Marshall led Auburn to the Southeastern Conference title and a spot in the BCS national championship game last season, passing for 1,976 passing and accounting for 26 touchdowns. His breakout season included some memorable highlights. On November 16, 2013, Marshall threw a 73-yard Hail Mary touchdown pass to Ricardo Louis on a 4th-and-18 with 36 seconds left to defeat the Georgia Bulldogs.

Two weeks later, He led his team to a victory in the Iron Bowl over top-ranked Alabama. Marshall threw the game-tying touchdown pass with 32 seconds remaining in the epic showdown between the in-state rivals. Auburn went on to win the game on a 109-yard touchdown return from an Alabama missed field goal. The team later went on to win the SEC Championship, and earned a berth in the 2014 BCS National Championship Game and lost.


Leafly Places Historic Marijuana Ad In The New York Times

Part of the Leafly ad in the New York Times.

Part of the Leafly ad in the New York Times.

Leafly, the company that bills itself as the “Yelp of Weed,” today became the first marijuana company to place a full page ad in the New York Times. The advertisement is confirmation America’s most respected newspaper is doubling down on pot. In recent weeks, the Times has been releasing a series of editorials calling for an end to pot prohibition. By accepting Leafly’s ad, the newspaper is also affirming the marijuana industry’s legitimacy.

Leafly, along with competitor Weedmaps, has emerged as one of the top cannabis-oriented tech firms in recent years. The site maintains a database of marijuana dispensaries operating in states where pot has been legalized for medical or recreational purposes. The Seattle-based company developed a web application that allows users to identify specific strains of marijuana that might bring relief to people suffering from specific problems and which dispensaries carry the particular strain they are looking for.

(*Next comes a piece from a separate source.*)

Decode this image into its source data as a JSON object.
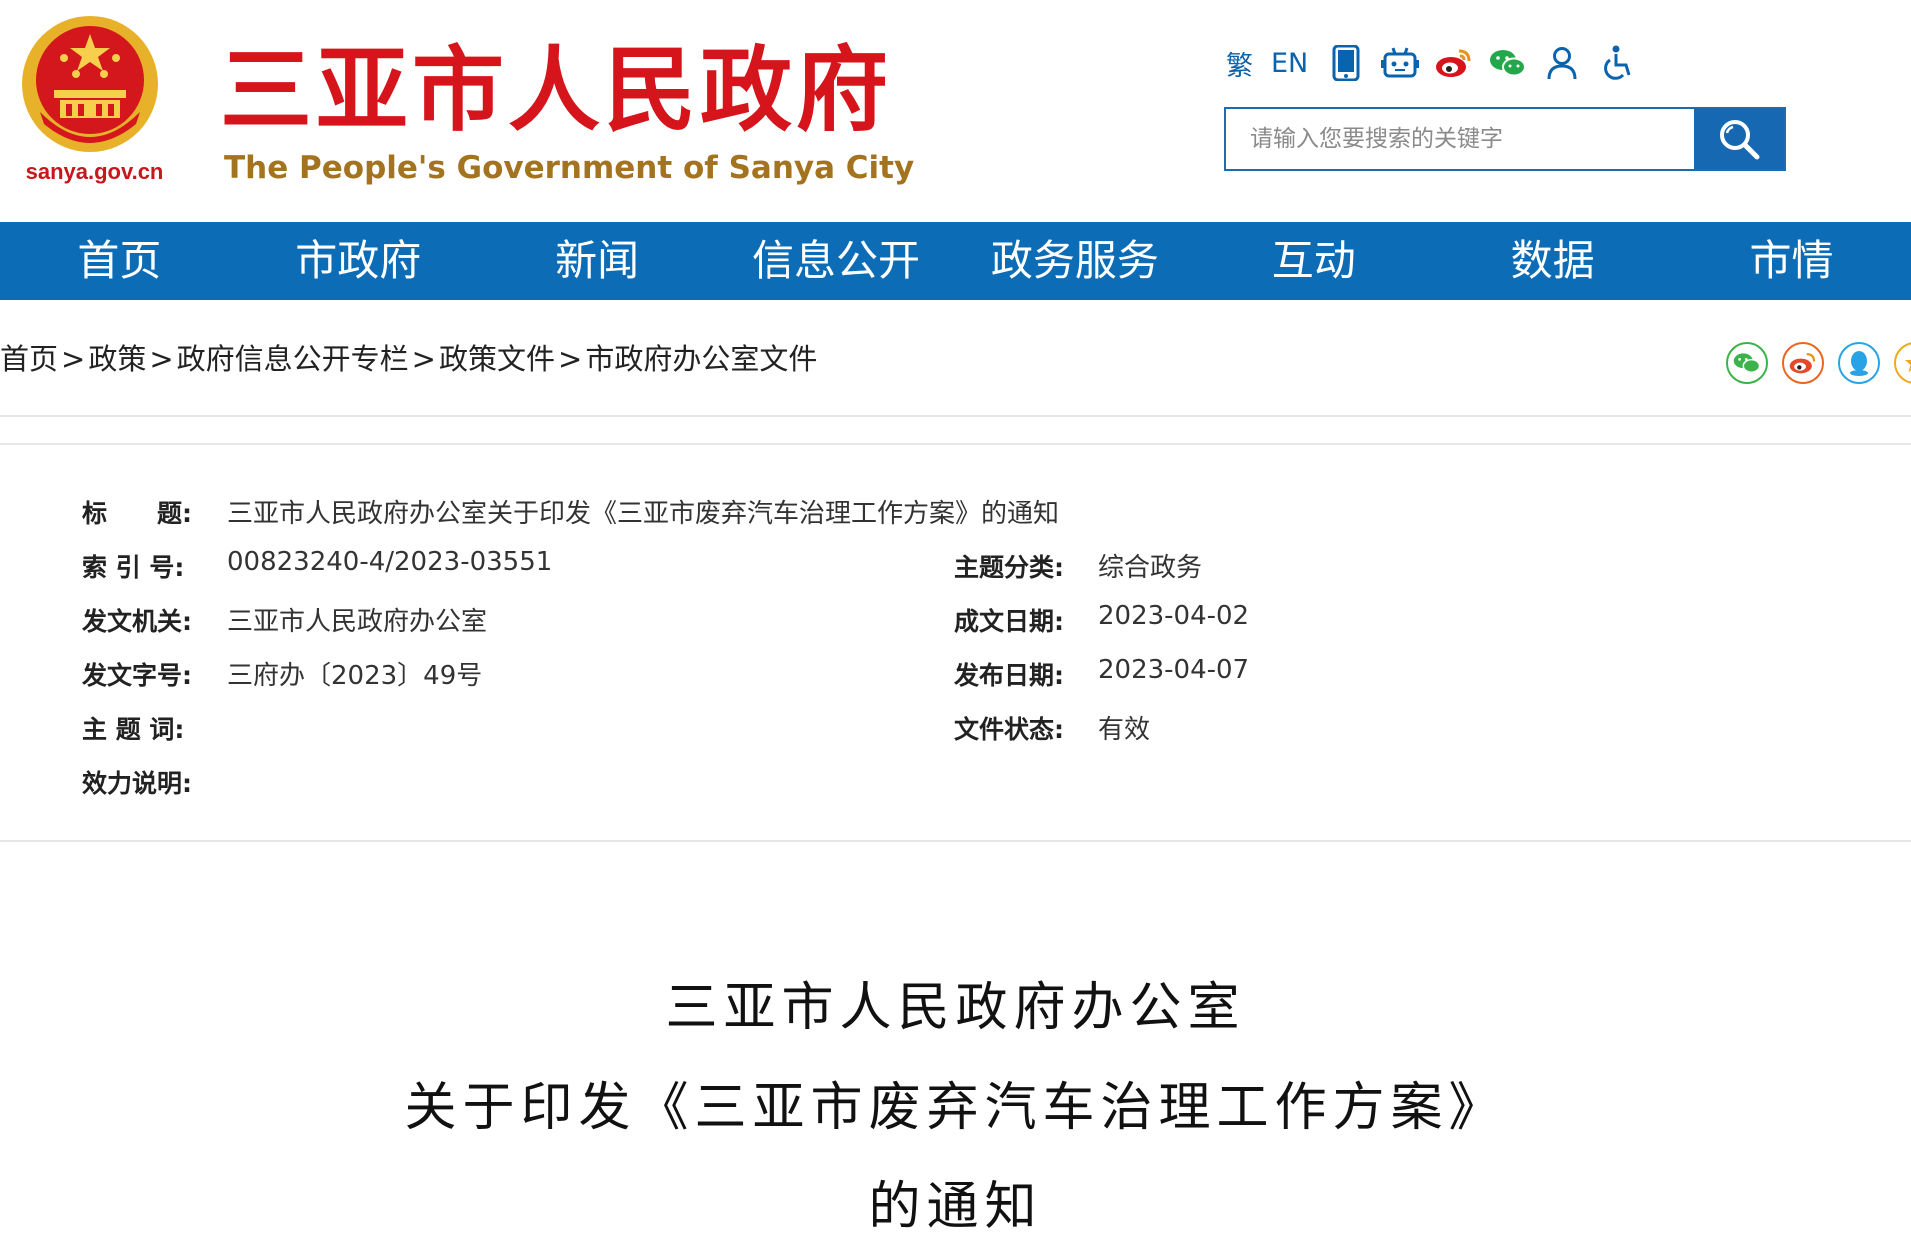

With New York becoming the 23rd state to legalize medicinal marijuana, coupled with the Times progressive stance on pot, Leafly could not have picked a better time to make history. “Our advertisement in The New York Times is a responsible, mainstream message that elevates the conversation about cannabis in the U.S.,” said Leafly CEO Brendan Kennedy in a release.

The full page ad, which can be viewed below, congratulates the state for passing the Compassion Care Act.
New York became the 23rd state to legalize medical marijuana. The Leafy ad goes on to say: “The first step in benefiting from cannabis is making informed choices. From learning about the right products and strains for you, to finding trusted clinics and dispensaries nearby. We’ll be here to help.”

Marijuana Ad